How a Nonbinary International Student Is Bringing Queer Theory to Environmental Studies
Becky Elias’s quest to understand and improve our food system has taken her from restaurant kitchens to food policy leadership
If you ever talk to a student, alum, or faculty member of Antioch’s Individualized Master of Arts, there is a high likelihood that they will bring up “FDN-5003: Foundations in Individualized Study.” This course, with its alphanumeric code that sounds like something from a Sci-Fi story, is much more than just another class.
Samantha Carrillo is someone who really is embracing bilingual education not just in her work but across her life.

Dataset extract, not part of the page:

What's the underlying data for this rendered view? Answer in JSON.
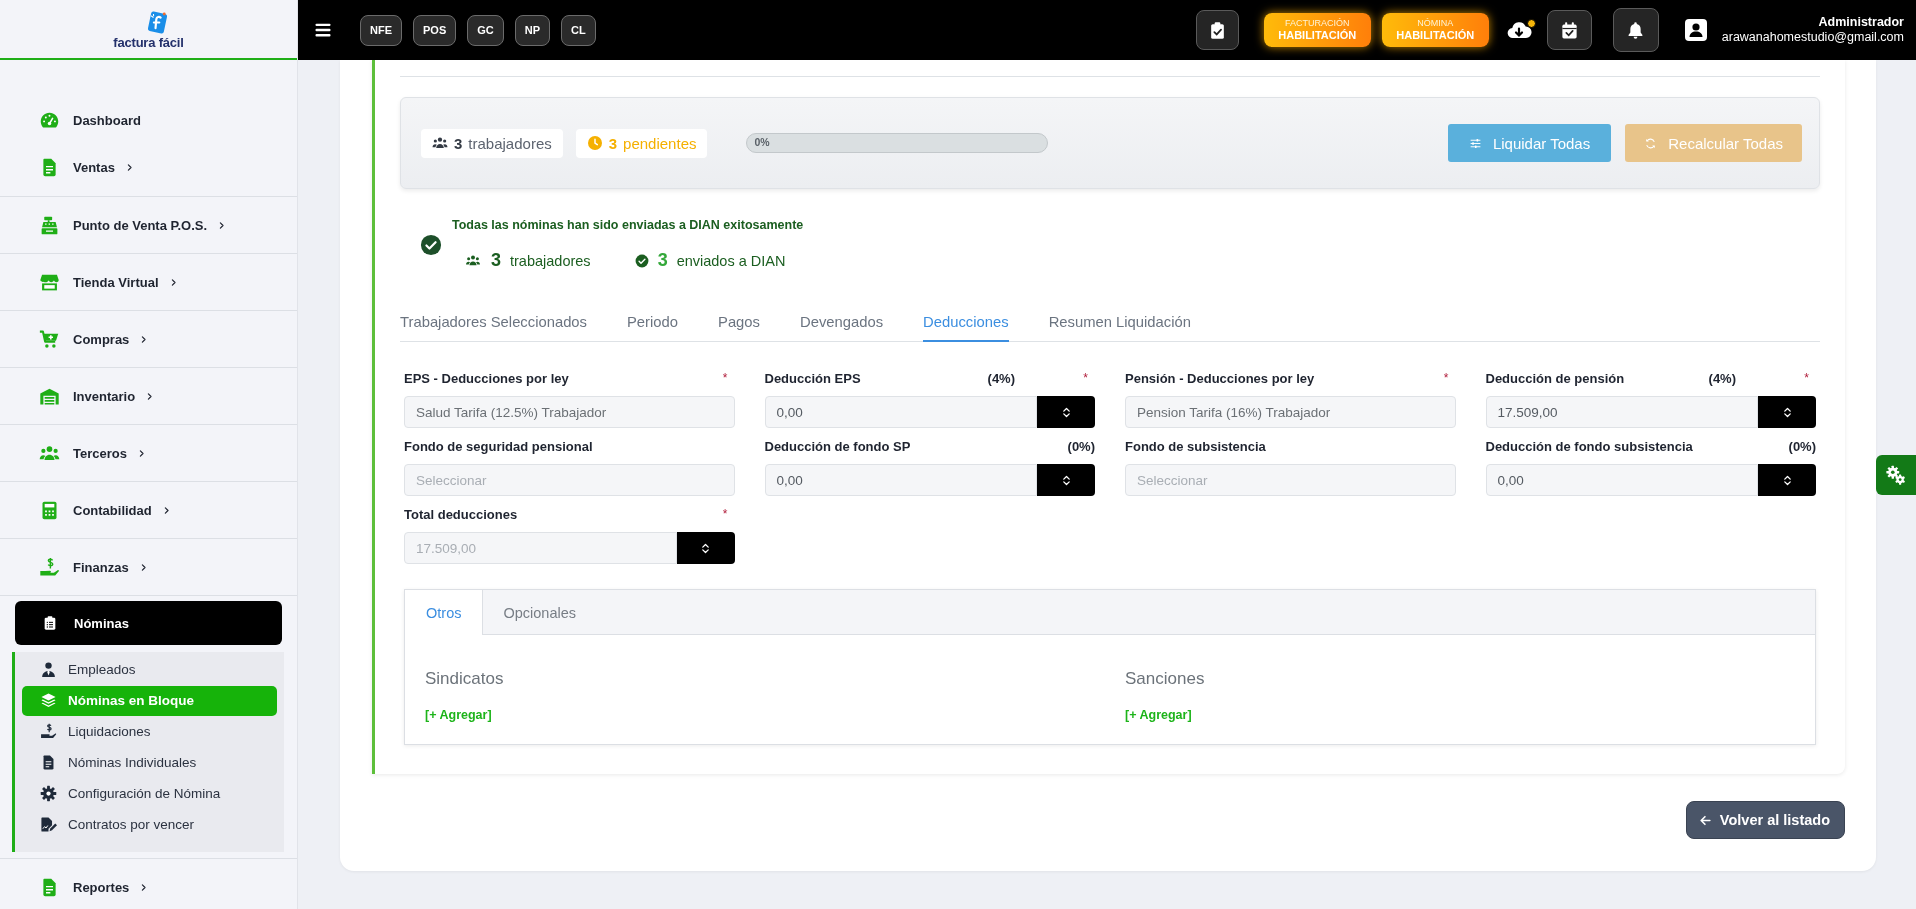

It was a feeling more than a reason that compelled David Greco to pack his apartment into a storage unit and buy a one-way ticket to Kyiv, Ukraine, in May 2023. The memories of crouching beneath his elementary school desk during nuclear drills amid heightened tensions between the United States and the former Soviet Union flashed back to him.
As a third grader, Marc Stallion stood in his closet, the one place he knew he could find privacy. There, by the coats, where it was calm and quiet, he pulled paper napkin after paper napkin out of his pockets.
Russell Thornhill has spent decades of his life lifting up other people and their stories—through his ministry, through his teaching, through his scholarship, and through his platform as a key member of his community. But for a long time he resisted centering himself and his personal experiences.
A team of psychologists from the Clinical Psychology Department at Antioch’s Seattle campus has published their research on how forensic psychologists are taking into account cultural considerations in their pre-trial evaluations and how a failure to do that can perpetuate implicit biases
Emerald Ralston, a doctoral candidate in Clinical Psychology at the New England campus, has been named a Pat Tillman scholarship supporting her commitment to studying trauma and de-stigmatizing mental health in the military.